London’s Fashion and Textile Museum is adorned with bright and beautiful fabrics that look as relevant today as they did when they were designed more than six decades ago.
Around 30 of Josef Frank’s textile patterns hang in the ground-floor gallery, allowing visitors to appreciate the Austrian’s extraordinary creativity and technical prowess. The dream-like scenes of bold, multicoloured flora and fauna are expertly executed in complicated repeat patterns.
Dixieland, by Josef Frank, for Svenskt Tenn

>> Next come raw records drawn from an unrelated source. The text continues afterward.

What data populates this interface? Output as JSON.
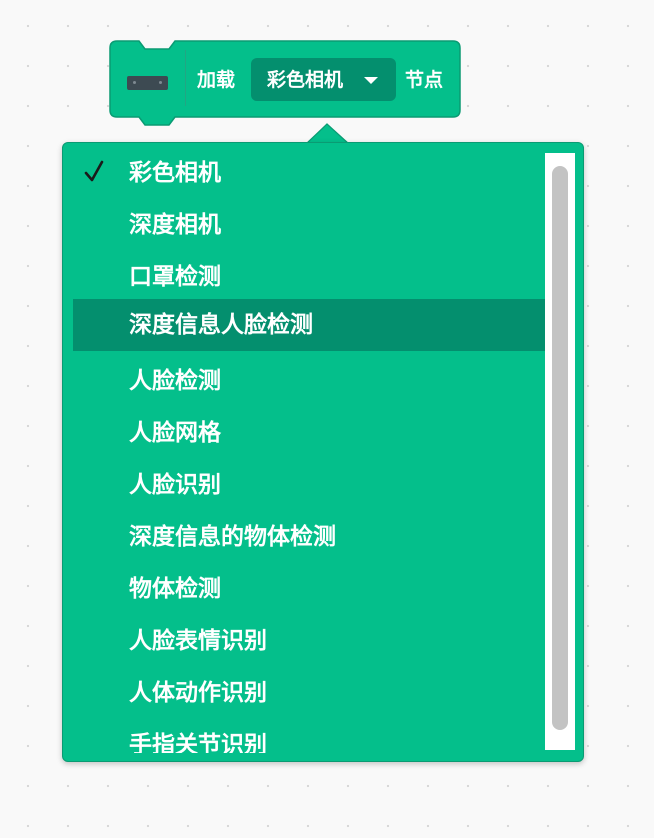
{
  "block": {
    "label_load": "加载",
    "dropdown_value": "彩色相机",
    "label_node": "节点",
    "icon": "camera-icon",
    "colors": {
      "block_fill": "#04bf8b",
      "block_border": "#0a9b73",
      "dropdown_fill": "#048f6e"
    }
  },
  "menu": {
    "items": [
      {
        "label": "彩色相机",
        "selected": true
      },
      {
        "label": "深度相机"
      },
      {
        "label": "口罩检测"
      },
      {
        "label": "深度信息人脸检测",
        "hovered": true
      },
      {
        "label": "人脸检测"
      },
      {
        "label": "人脸网格"
      },
      {
        "label": "人脸识别"
      },
      {
        "label": "深度信息的物体检测"
      },
      {
        "label": "物体检测"
      },
      {
        "label": "人脸表情识别"
      },
      {
        "label": "人体动作识别"
      },
      {
        "label": "手指关节识别"
      }
    ],
    "colors": {
      "background": "#04bf8b",
      "hover": "#048f6e",
      "text": "#ffffff",
      "check": "#1a1a1a"
    }
  }
}
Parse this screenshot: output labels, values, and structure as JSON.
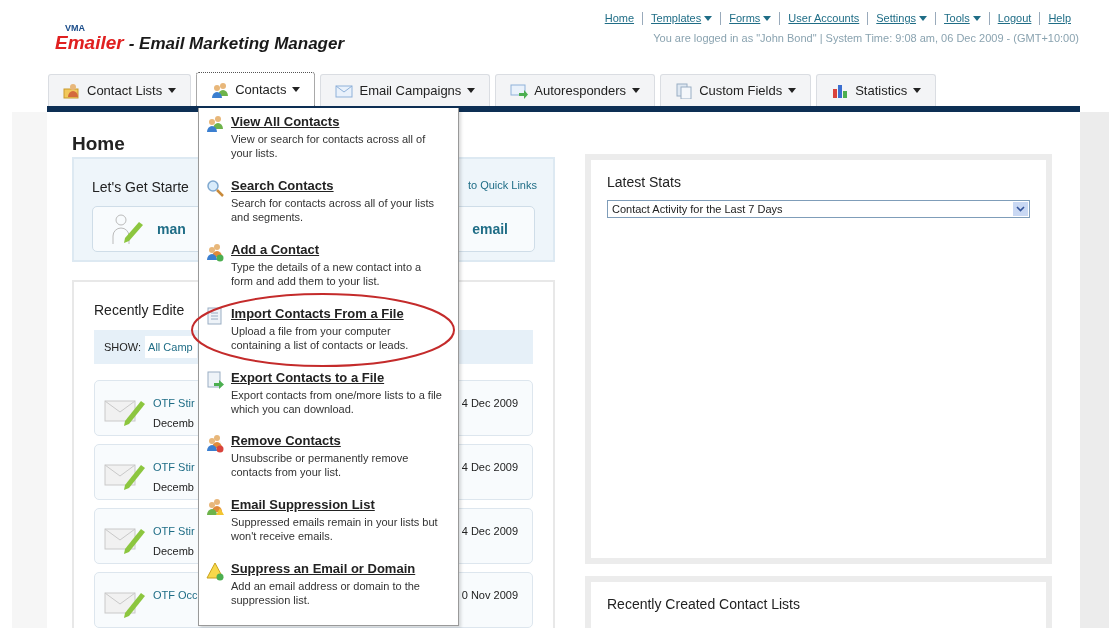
{
  "header": {
    "logo": {
      "brand_small": "VMA",
      "brand": "Emailer",
      "title": "- Email Marketing Manager"
    },
    "top_links": [
      {
        "label": "Home",
        "dropdown": false
      },
      {
        "label": "Templates",
        "dropdown": true
      },
      {
        "label": "Forms",
        "dropdown": true
      },
      {
        "label": "User Accounts",
        "dropdown": false
      },
      {
        "label": "Settings",
        "dropdown": true
      },
      {
        "label": "Tools",
        "dropdown": true
      },
      {
        "label": "Logout",
        "dropdown": false
      },
      {
        "label": "Help",
        "dropdown": false
      }
    ],
    "login_info": "You are logged in as \"John Bond\" | System Time: 9:08 am, 06 Dec 2009 - (GMT+10:00)"
  },
  "tabs": [
    {
      "label": "Contact Lists",
      "selected": false
    },
    {
      "label": "Contacts",
      "selected": true
    },
    {
      "label": "Email Campaigns",
      "selected": false
    },
    {
      "label": "Autoresponders",
      "selected": false
    },
    {
      "label": "Custom Fields",
      "selected": false
    },
    {
      "label": "Statistics",
      "selected": false
    }
  ],
  "contacts_menu": {
    "items": [
      {
        "title": "View All Contacts",
        "description": "View or search for contacts across all of your lists.",
        "circled": false
      },
      {
        "title": "Search Contacts",
        "description": "Search for contacts across all of your lists and segments.",
        "circled": false
      },
      {
        "title": "Add a Contact",
        "description": "Type the details of a new contact into a form and add them to your list.",
        "circled": false
      },
      {
        "title": "Import Contacts From a File",
        "description": "Upload a file from your computer containing a list of contacts or leads.",
        "circled": true
      },
      {
        "title": "Export Contacts to a File",
        "description": "Export contacts from one/more lists to a file which you can download.",
        "circled": false
      },
      {
        "title": "Remove Contacts",
        "description": "Unsubscribe or permanently remove contacts from your list.",
        "circled": false
      },
      {
        "title": "Email Suppression List",
        "description": "Suppressed emails remain in your lists but won't receive emails.",
        "circled": false
      },
      {
        "title": "Suppress an Email or Domain",
        "description": "Add an email address or domain to the suppression list.",
        "circled": false
      }
    ]
  },
  "page_title": "Home",
  "get_started": {
    "title": "Let's Get Starte",
    "link": "to Quick Links",
    "button_left": "man",
    "button_right": "email"
  },
  "recently_edited": {
    "title": "Recently Edite",
    "show_label": "SHOW:",
    "show_value": "All Camp",
    "rows": [
      {
        "name": "OTF Stir",
        "subtitle": "Decemb",
        "date": "4 Dec 2009"
      },
      {
        "name": "OTF Stir",
        "subtitle": "Decemb",
        "date": "4 Dec 2009"
      },
      {
        "name": "OTF Stir",
        "subtitle": "Decemb",
        "date": "4 Dec 2009"
      },
      {
        "name": "OTF Occ",
        "date": "0 Nov 2009"
      }
    ]
  },
  "latest_stats": {
    "title": "Latest Stats",
    "select": "Contact Activity for the Last 7 Days"
  },
  "recent_lists": {
    "title": "Recently Created Contact Lists"
  }
}
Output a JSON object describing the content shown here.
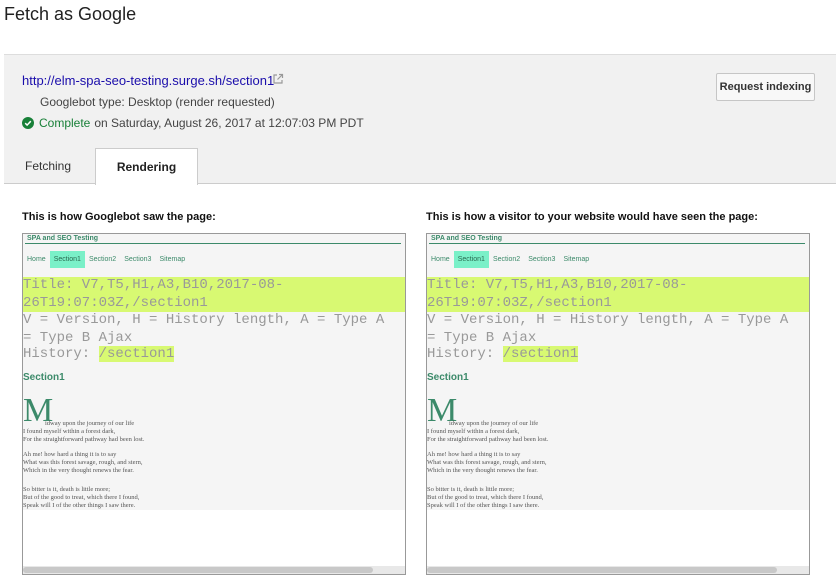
{
  "page_title": "Fetch as Google",
  "url": {
    "link": "http://elm-spa-seo-testing.surge.sh/section1",
    "googlebot_type": "Googlebot type: Desktop (render requested)",
    "status": "Complete",
    "status_detail": "on Saturday, August 26, 2017 at 12:07:03 PM PDT",
    "request_indexing_label": "Request indexing"
  },
  "tabs": [
    {
      "label": "Fetching",
      "active": false
    },
    {
      "label": "Rendering",
      "active": true
    }
  ],
  "columns": {
    "googlebot_title": "This is how Googlebot saw the page:",
    "visitor_title": "This is how a visitor to your website would have seen the page:"
  },
  "render": {
    "site_title": "SPA and SEO Testing",
    "nav": [
      "Home",
      "Section1",
      "Section2",
      "Section3",
      "Sitemap"
    ],
    "nav_active": "Section1",
    "debug_line_1": "Title: V7,T5,H1,A3,B10,2017-08-",
    "debug_line_2": "26T19:07:03Z,/section1",
    "legend_line_1": "V = Version, H = History length, A = Type A",
    "legend_line_2": "= Type B Ajax",
    "history_label": "History:",
    "history_value": "/section1",
    "section_heading": "Section1",
    "dropcap": "M",
    "poem": [
      "idway upon the journey of our life",
      "I found myself within a forest dark,",
      "For the straightforward pathway had been lost.",
      "",
      "Ah me! how hard a thing it is to say",
      "What was this forest savage, rough, and stern,",
      "Which in the very thought renews the fear.",
      "",
      "So bitter is it, death is little more;",
      "But of the good to treat, which there I found,",
      "Speak will I of the other things I saw there."
    ]
  },
  "colors": {
    "accent_green": "#3c8a6a",
    "highlight": "#d8f972",
    "active_nav": "#7af0c8",
    "link": "#1a0dab",
    "status_green": "#188038"
  }
}
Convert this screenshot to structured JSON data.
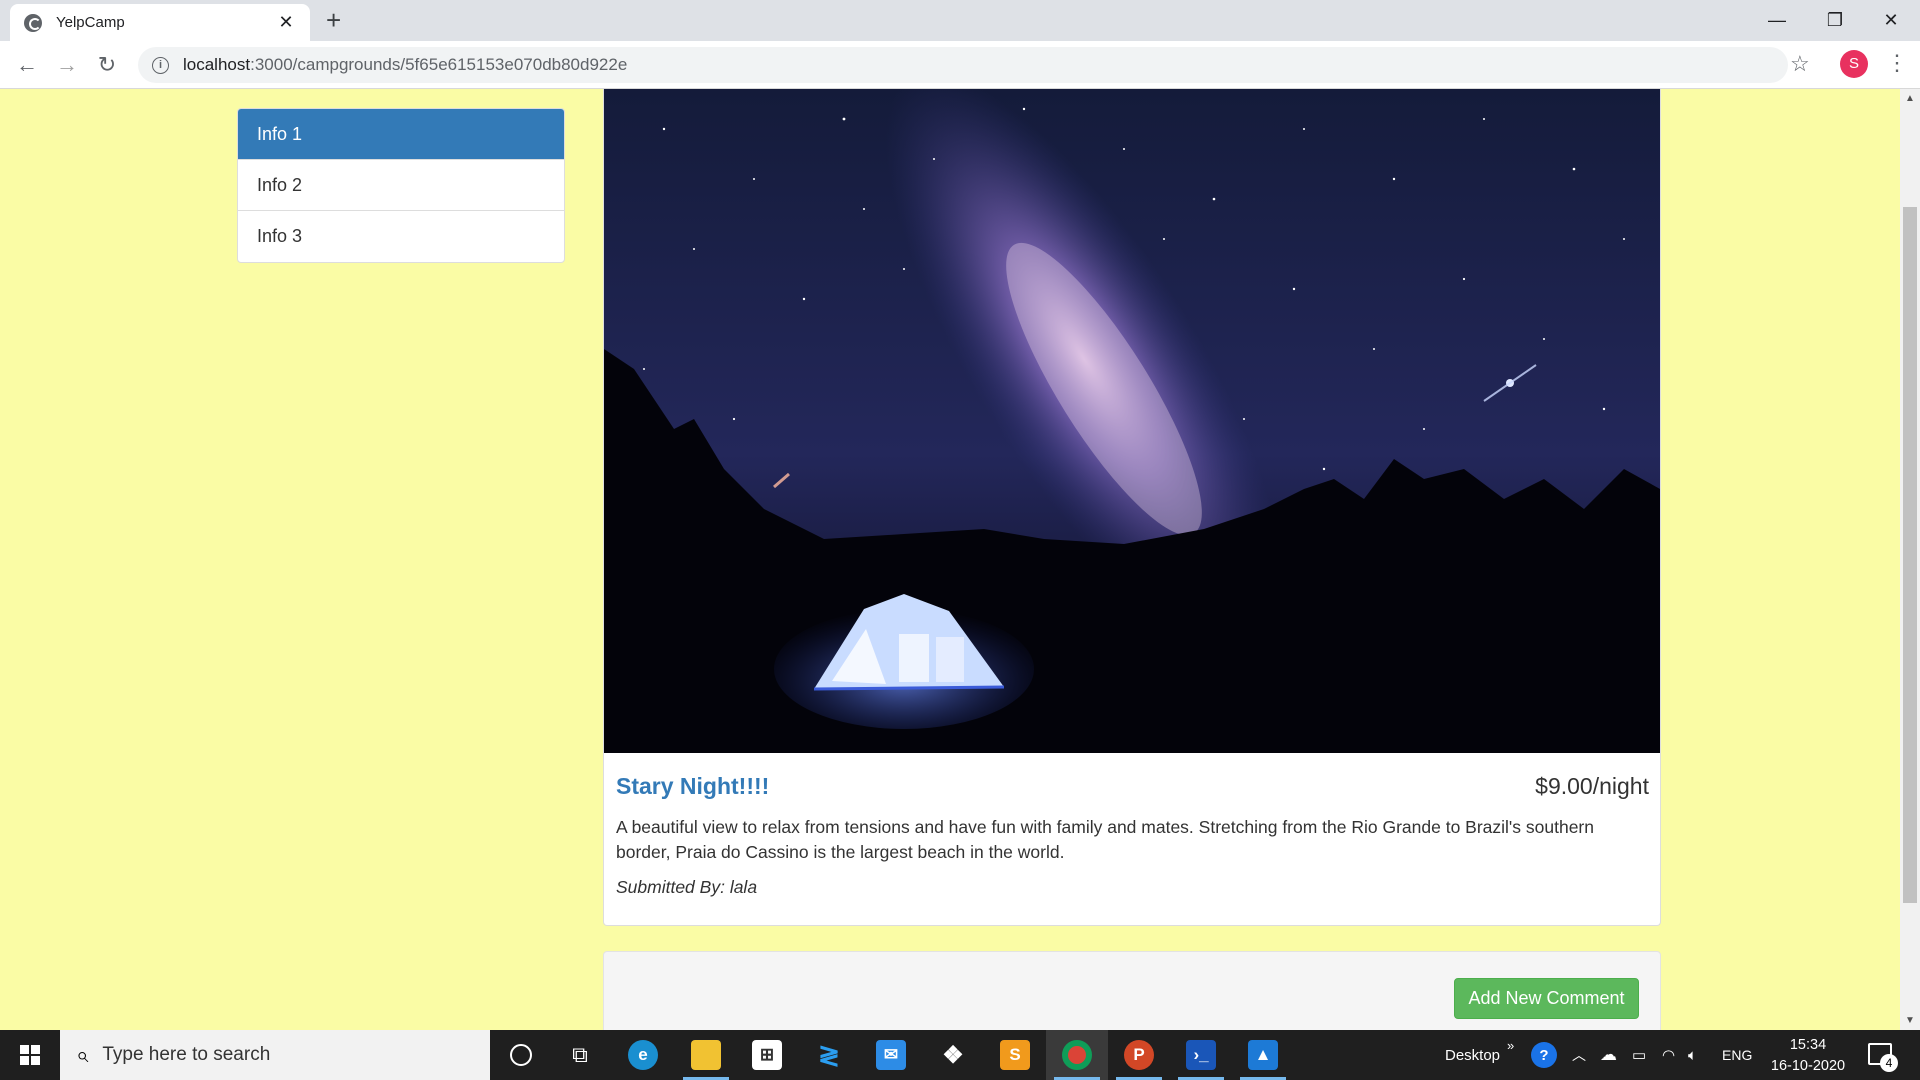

Frank – who was born in Austria in 1885 and worked in Sweden, then in New York – wore as many hats as he had addresses. He started out as an architect, and that is still what he is best known for in Austria. But with his move to Stockholm in 1933, his colourful take on modernism took off in the form of prints, glassware, metalwork and interior design. His energy found an outlet through his collaboration with the Swedish retailer Svenskt Tenn, where as chief designer he created 160 prints as well as furniture and tableware.
Dennis Nothdruft, curator at the Fashion and Textile Museum, admits that initially, ‘there may have been some skepticism’, in straightlaced 1930s Sweden, concerning the outlandish vibrancy of Frank’s imagery, ‘but it helped shape Swedish design’.
Italian Dinner, by Josef Frank, for Svenskt Tenn
A key part of ‘Josef Frank: Patterns-Furniture-Painting’ are his ‘classics’ including those influenced by his time in the US, Dixieland and Manhattan. ‘Tulips’ is ubiquitous in Sweden, while Nothdruft’s favourite is ‘Italian Dinner’ (above) – a large-scale depiction of sumptuous foodstuffs.
For his interiors projects, like the famous house in the grounds of Stockholm’s Millesgården that he designed with Estrid Ericson, Frank believed in white walls and coloured fabrics. A room set on the museum’s ground floor displays his belief that you should mix eight different patterns to create a calm, peaceful environment.
The designs of Frank, who died in 1967, are being kept alive and available by Svenskt Tenn. Meanwhile his influence continues to be felt in two other Nordic design powerhouses, Marimekko and IKEA.